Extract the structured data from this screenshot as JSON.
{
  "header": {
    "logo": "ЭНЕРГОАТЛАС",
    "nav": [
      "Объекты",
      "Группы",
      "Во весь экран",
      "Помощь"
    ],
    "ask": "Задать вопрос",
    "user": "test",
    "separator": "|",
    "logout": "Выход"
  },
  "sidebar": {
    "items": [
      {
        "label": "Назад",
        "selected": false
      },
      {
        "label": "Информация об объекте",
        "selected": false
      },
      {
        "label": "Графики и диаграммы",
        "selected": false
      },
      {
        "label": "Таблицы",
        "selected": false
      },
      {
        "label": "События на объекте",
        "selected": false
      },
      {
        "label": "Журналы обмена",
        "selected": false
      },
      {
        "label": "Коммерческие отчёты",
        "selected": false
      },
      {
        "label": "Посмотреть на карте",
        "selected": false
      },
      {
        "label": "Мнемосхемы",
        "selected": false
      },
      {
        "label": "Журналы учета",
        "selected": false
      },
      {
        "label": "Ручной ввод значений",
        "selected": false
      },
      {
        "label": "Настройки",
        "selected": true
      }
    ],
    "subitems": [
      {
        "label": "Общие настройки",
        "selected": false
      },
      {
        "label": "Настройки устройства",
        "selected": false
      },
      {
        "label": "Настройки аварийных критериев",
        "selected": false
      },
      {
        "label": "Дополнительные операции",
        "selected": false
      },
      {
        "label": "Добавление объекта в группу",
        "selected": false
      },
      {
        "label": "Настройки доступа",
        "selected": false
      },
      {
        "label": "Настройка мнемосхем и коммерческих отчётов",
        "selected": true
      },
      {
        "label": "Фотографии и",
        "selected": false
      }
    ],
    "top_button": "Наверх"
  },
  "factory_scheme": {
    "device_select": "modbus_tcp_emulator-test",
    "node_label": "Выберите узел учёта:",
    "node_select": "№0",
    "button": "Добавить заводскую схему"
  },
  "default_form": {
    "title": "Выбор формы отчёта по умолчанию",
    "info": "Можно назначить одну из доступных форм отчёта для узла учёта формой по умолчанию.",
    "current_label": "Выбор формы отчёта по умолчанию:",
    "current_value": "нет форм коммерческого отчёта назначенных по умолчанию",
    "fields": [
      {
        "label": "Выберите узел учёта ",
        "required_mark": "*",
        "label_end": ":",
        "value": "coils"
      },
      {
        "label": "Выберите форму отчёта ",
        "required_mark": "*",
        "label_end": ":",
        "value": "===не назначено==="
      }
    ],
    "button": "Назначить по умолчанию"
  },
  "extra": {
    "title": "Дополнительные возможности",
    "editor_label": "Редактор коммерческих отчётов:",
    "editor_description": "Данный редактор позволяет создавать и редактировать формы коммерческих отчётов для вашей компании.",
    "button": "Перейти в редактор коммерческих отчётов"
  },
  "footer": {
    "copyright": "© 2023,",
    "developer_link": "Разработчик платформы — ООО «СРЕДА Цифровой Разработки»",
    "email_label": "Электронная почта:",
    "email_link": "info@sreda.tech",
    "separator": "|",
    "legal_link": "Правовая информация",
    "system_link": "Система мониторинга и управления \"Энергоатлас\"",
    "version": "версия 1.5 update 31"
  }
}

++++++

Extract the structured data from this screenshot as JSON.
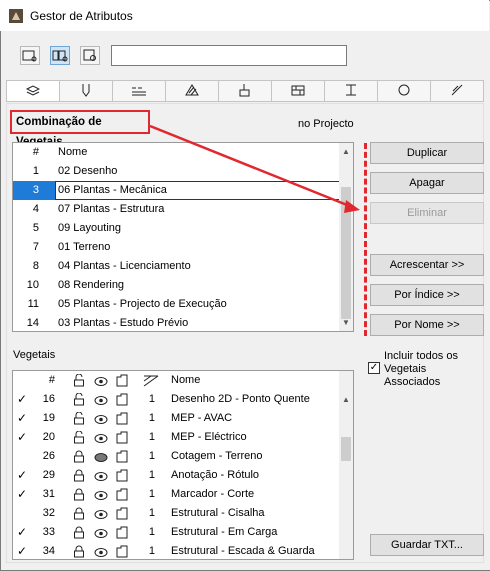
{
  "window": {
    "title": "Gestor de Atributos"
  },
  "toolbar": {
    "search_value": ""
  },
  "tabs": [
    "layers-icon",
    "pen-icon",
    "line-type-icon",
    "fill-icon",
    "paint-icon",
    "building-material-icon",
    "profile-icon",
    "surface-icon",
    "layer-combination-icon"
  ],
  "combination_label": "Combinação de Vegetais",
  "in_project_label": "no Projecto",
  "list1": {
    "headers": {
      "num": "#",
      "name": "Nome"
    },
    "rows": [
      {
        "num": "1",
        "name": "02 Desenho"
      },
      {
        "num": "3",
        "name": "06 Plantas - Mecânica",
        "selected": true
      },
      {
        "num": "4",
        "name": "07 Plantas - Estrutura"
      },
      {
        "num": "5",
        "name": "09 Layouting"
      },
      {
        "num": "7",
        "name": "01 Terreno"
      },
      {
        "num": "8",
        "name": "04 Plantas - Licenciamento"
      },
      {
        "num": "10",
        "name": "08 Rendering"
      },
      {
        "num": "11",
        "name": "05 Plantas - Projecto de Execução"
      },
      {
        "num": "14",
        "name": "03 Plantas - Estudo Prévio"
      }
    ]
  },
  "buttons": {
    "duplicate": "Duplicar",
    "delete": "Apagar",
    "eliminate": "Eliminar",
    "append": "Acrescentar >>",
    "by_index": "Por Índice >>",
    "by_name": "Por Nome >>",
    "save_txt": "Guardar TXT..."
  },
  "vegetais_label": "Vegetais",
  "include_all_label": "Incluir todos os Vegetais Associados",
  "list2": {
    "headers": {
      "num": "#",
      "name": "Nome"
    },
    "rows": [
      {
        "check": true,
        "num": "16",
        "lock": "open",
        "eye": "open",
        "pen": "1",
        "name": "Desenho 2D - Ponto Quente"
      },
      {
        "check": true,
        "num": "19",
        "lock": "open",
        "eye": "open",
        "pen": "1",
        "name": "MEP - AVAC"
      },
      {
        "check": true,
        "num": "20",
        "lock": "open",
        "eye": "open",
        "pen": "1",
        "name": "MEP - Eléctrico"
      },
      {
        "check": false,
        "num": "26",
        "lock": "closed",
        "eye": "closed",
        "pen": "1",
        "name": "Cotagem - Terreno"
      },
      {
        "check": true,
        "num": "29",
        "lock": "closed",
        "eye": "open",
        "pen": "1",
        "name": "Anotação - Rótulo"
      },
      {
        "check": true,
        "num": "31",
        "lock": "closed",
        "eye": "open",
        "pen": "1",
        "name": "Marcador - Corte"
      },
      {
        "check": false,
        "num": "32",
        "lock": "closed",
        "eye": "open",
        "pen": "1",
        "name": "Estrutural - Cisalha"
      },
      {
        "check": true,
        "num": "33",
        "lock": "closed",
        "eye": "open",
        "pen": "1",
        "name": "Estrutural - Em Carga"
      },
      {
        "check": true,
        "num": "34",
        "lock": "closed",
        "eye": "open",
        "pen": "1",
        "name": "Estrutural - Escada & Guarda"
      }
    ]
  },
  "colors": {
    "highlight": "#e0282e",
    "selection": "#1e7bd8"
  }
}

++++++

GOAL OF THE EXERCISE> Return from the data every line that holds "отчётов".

RESULT FOR THIS TASK>
        "label": "Настройка мнемосхем и коммерческих отчётов",
    "editor_label": "Редактор коммерческих отчётов:",
    "editor_description": "Данный редактор позволяет создавать и редактировать формы коммерческих отчётов для вашей компании.",
    "button": "Перейти в редактор коммерческих отчётов"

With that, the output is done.